The rich literary archives in Special Collections invite queries from many perspectives. One of these is the examination of source material to show how manuscripts emerge from an author’s mind and materialize through publication for the reader’s consumption. This exhibition considers the creative and production processes of bringing writers’ ideas into print.
From author to reader, from initial concept to publication, there are multiple players and steps toward production of a literary manuscript. This exhibition draws case studies from the Library’s literary archives of authors, editors, critics, translators, printers, and publishers. Handwritten drafts, blue-lines and mock-ups, and paste-ups and galleys remind viewers of nearly forgotten formats that are no longer part of contemporary computer-driven writing and publishing practices. Editorial revisions, authors’ collaborations with illustrators and printers, and the mechanics of publishing are also explored.

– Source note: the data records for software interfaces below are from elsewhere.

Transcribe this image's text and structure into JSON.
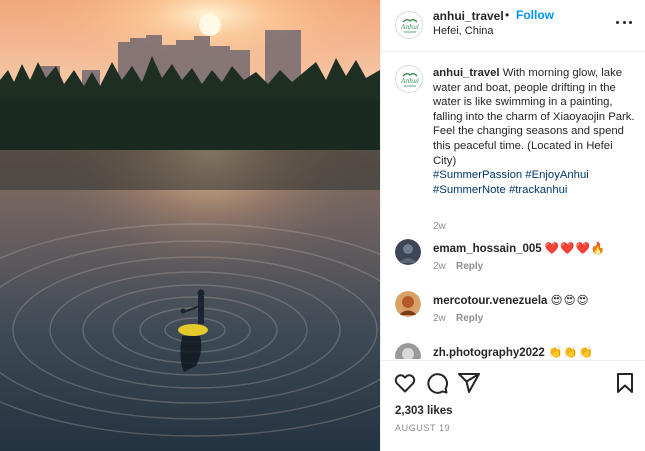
{
  "post": {
    "username": "anhui_travel",
    "dot": "•",
    "follow_label": "Follow",
    "location": "Hefei, China",
    "logo_text": "Anhui"
  },
  "caption": {
    "username": "anhui_travel",
    "text": "With morning glow, lake water and boat, people drifting in the water is like swimming in a painting, falling into the charm of Xiaoyaojin Park. Feel the changing seasons and spend this peaceful time. (Located in Hefei City)",
    "hashtags": [
      "#SummerPassion",
      "#EnjoyAnhui",
      "#SummerNote",
      "#trackanhui"
    ],
    "time": "2w"
  },
  "comments": [
    {
      "username": "emam_hossain_005",
      "text": "❤️❤️❤️🔥",
      "time": "2w",
      "reply_label": "Reply"
    },
    {
      "username": "mercotour.venezuela",
      "text": "😍😍😍",
      "time": "2w",
      "reply_label": "Reply"
    },
    {
      "username": "zh.photography2022",
      "text": "👏👏👏",
      "time": "",
      "reply_label": ""
    }
  ],
  "actions": {
    "icons": [
      "heart-icon",
      "comment-icon",
      "share-icon",
      "bookmark-icon"
    ]
  },
  "likes": "2,303 likes",
  "date": "AUGUST 19",
  "colors": {
    "accent": "#0095f6",
    "hashtag": "#00376b",
    "muted": "#8e8e8e",
    "heart": "#ed4956"
  }
}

Among the exhibition highlights are books and proofs with manuscript corrections by Ernest Hemingway; heavily revised proofs and manuscripts by Ishmael Reed; and a scarce original proof copy of Ian Hamilton’s controversial biography J.D. Salinger: A Writing Life. Additional features are from the papers of Donald Barthelme, Jane and Paul Bowles, Emily Coleman, Alice Dunbar Nelson, Alan Kaufman, W.D. Snodgrass, Tennessee Williams, Ben Yagoda, and others found in Delaware’s stellar literary collections.